"I was gonna try to get control of the drug problem some kind of way," Torrence says now. "I was hoping I would win and the message would've come across better. What bothered me was that people came up to me afterward and said, 'This wasn't the place or the time.' And I'm like, 'Why are you guys afraid? You know there's a problem.' "
What was more amazing was that Torrence came back and won the Olympic 200 five days later, with torrents of rage aimed at her by the world's sprinters and track press. Talk about stubborn.
"I looked at myself in the mirror, and I kissed myself on both shoulders," Torrence says about those days in Barcelona. "I knew I had done nothing wrong. When track is all over for me, I want to still have my kidneys and my liver. I don't want to develop some disease because I wanted to win a race."
It is good that Torrence likes herself, because she is about as popular on the women's track scene as bunions. "Nobody likes her," says Cuthbert. "Nobody on her own team likes her! She's the biggest bitch in track. I'd like to kick Gwen's butt, I swear. If she says one more thing to me, I will."
If this sounds childish, it's because childishness is at the heart of the 100-meter event. Every little girl sprinted on field day in kindergarten; the winner got a blue ribbon. Then the girls all went on to other things. But sprinters somehow became defined by their talent. The faster you were, the slower you got to walk, the more daring you got to dress. And since the race takes only 11 seconds, the competition among sprinters seems to stretch out in other, odd ways. Cuthbert and Torrence, for instance, seem to have a vogue-a-thon going, with Cuthbert ahead right now in Skimpiest Leotard and Torrence way ahead in Coolest Hair Weaves. ("This one I've got on right now?" Torrence says. "Three hundred fifty dollars.") It's pretty much a dead heat in Vicious Quotes.
None of that gets to Torrence. But last summer something got to her. At the World Championships in Göteborg she was disqualified in the 200, which she won by four meters, for stepping out of her lane. When the DQ was announced, there were cheers from the Jamaican team and delegation, including second-place finisher Merlene Ottey, then Torrence's idol, who was declared the winner and who then ripped Torrence in a press conference. That made Torrence cry. She is a crier anyway. She cries over Little House on the Prairie. You should have seen her dissolve in tears on the victory stand in Barcelona at the playing of the national anthem after her victory in the 200. But the '95 worlds were one of the few occasions she let the poisons of the track world get to her tear ducts. "Merlene called me a cheater," Torrence says. "That hurt me inside."
But she has had time to think about the Jamaicans and all the other people who would love to see her fall on the bottom of her USA racing skin this summer in Atlanta. "My preacher said something in church the other day," Torrence says. "He said, 'How can a person like you when they don't like themselves?' When somebody has no reason on this earth to dislike me, they must dislike themselves."
Torrence is trying to be more careful these days, trying to think things out before she speaks to reporters, trying to bite her lip and unball her fists before proceeding. "She's just now learning how to control herself, to not let her background creep up like a monster, like an evil twin," says Davis. "Because one side of Gwen is really great, and the other side is an awful person."
The problem is, Ms. Awful Person gets most of the press. "Oh, yeah, the media love that type of stuff," Torrence says, staring at Danny! (special guest: Divine Brown). "They have an obsession with the bad.
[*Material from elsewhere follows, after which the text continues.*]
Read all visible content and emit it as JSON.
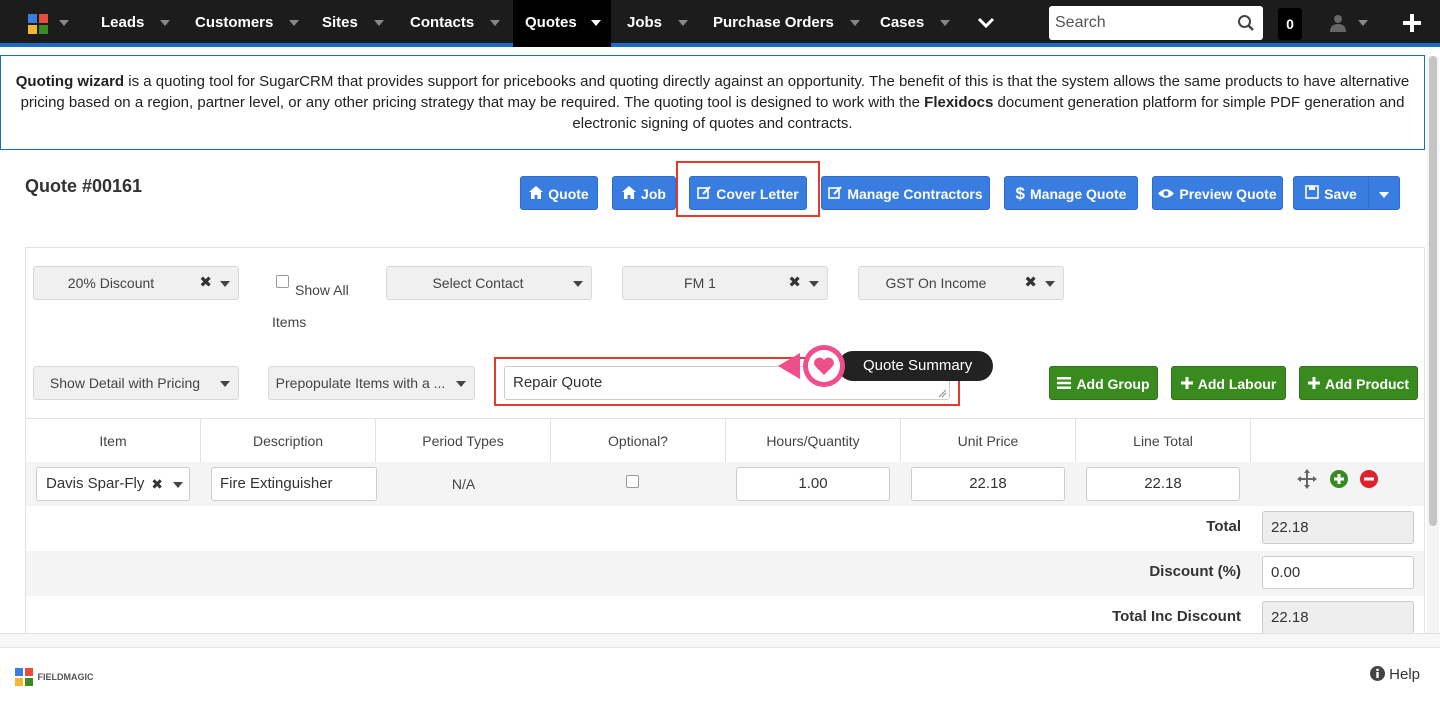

I'm sorry I'm not this bad person people want me to be. I'm a much better person." And if she had to go on one of those talk shows to tell her side of the story? "Oprah" she says. "Definitely Oprah." ("Widely Hated Track Divas.")
All of this is what makes Torrence the Reluctant Olympic Heroine. But look at it from her side. If you had a brother who could not run, could not walk, could use only his wrists, neck and head, would you want the world to make a big deal out of how fast you make it from one end of a football field to the other?